ActiveModel hooks into features of your models that aren’t really about the database – for instance, if you want a URL for a given model, ActiveModel helps you there.  It’s a thin wrapper around many different ActiveModel implementations to tell Rails how to use them.  Most commonly, ActiveModel implementations are ORMs (see ActiveRecord, below), but they can also use non-relational storage like MongoDB, Redis, Memcached or even just local machine memory.


ActiveRecord is an Object-Relational Mapper (ORM).  That means that it maps between Ruby objects and tables in a SQL database. When you query from or write to the SQL database in Rails, you do it through ActiveRecord.  ActiveRecord also implements ActiveModel. ActiveRecord supports MySQL and SQLite, plus JDBC, Oracle, PostgreSQL and many others.


ActionPack does routing – the mapping of an incoming URL to a controller and action in Rails.  It also sets up your controllers and views, and shepherds a request through its controller action and then through rendering the view.  For some of it, ActionPack uses Rack.  The template rendering itself is done through an external gem like Erubis for .erb templates, or Haml for .haml templates.  ActionPack also handles action- or view-centered functionality like view caching.


ActionMailer is used to send email, especially email based on templates.  It works a lot like you’d hope Rails email would, with controllers, actions and “views” – which for email are text-based templates, not regular web-page templates.

Tying It Up

There’s one more gem, called “rails”, that ties these all together via something called “RailsTies”.

You can read the code if you like — it’s quite short.

Basically, something has to put all these pieces together.

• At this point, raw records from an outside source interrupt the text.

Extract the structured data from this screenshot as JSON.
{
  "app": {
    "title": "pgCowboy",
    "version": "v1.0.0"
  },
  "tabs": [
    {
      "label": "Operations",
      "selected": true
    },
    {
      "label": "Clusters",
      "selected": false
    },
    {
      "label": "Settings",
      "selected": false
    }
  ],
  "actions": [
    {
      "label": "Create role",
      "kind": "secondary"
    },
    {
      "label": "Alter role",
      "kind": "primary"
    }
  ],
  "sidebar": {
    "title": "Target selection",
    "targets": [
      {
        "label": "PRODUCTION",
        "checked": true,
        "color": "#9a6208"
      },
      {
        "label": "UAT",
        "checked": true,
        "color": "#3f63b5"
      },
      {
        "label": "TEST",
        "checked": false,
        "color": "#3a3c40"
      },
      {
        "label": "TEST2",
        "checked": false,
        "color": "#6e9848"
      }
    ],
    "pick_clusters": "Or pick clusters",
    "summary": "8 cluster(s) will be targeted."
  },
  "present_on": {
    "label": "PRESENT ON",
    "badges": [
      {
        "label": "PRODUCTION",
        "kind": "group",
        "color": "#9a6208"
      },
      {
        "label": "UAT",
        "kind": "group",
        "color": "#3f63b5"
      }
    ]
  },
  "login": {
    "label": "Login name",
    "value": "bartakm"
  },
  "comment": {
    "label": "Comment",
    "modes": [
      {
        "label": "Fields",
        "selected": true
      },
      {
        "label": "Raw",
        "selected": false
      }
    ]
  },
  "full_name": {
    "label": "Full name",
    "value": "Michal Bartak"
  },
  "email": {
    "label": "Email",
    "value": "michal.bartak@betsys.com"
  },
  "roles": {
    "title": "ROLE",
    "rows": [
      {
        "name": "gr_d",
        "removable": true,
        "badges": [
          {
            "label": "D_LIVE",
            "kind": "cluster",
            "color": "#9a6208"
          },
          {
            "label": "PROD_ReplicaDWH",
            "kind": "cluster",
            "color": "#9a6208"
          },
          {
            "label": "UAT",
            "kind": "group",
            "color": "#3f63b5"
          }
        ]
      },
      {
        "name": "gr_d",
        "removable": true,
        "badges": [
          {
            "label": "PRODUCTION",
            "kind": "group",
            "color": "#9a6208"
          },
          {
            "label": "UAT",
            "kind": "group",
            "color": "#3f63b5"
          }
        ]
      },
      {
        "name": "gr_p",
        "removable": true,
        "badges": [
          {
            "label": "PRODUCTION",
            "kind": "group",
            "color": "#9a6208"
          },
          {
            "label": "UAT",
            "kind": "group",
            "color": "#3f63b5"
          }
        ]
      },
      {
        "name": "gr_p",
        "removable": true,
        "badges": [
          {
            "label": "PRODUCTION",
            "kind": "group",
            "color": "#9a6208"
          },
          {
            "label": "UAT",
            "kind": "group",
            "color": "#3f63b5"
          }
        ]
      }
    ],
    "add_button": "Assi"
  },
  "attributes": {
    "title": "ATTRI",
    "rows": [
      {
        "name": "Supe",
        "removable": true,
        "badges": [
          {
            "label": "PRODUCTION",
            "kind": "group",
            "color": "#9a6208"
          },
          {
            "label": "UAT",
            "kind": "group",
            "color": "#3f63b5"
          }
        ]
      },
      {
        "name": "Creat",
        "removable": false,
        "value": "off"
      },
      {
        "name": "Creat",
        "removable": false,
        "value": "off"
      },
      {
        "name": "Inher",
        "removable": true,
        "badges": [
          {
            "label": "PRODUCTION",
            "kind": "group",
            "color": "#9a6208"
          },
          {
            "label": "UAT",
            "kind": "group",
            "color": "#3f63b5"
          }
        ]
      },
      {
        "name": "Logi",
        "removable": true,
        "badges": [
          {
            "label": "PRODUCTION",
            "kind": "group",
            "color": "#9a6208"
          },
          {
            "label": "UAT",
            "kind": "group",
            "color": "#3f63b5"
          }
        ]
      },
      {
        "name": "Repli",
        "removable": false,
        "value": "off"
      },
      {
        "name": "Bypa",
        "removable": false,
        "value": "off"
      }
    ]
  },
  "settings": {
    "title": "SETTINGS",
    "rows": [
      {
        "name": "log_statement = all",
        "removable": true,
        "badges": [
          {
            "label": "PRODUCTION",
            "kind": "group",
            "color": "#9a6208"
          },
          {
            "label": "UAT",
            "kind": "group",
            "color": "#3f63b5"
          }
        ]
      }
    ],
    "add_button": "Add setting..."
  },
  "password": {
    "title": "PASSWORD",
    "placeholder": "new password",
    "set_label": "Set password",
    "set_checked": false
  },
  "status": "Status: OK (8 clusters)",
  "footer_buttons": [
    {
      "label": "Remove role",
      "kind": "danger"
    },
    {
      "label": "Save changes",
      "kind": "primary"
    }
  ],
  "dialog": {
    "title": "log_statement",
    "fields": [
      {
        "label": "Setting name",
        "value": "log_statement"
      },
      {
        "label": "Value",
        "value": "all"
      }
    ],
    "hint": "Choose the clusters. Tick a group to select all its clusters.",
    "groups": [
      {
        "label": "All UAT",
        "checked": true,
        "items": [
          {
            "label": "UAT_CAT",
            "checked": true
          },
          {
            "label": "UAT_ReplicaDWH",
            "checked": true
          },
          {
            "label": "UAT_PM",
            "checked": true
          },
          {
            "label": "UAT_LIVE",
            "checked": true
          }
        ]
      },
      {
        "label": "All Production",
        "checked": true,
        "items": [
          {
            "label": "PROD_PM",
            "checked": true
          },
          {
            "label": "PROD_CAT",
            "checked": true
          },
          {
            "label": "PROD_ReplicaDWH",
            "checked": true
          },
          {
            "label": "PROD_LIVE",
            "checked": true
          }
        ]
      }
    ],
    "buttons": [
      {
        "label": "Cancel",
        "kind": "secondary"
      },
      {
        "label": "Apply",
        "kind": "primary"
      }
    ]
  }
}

Your app has some glue code to do this — try typing “rails new myapp”, and read through the config directory for a sample. But the rest is done by RailTies.

Now You Know

Knowing what part of Rails does what is a great way to figure out where to find code and documentation. And finding code and documentation is a great way to understand what Rails is doing.

Free Email Rails Class? Free Chapters? News?

* indicates required
You'll hear about Ruby on Rails internals, database migrations and whatever Rails programmers can benefit from.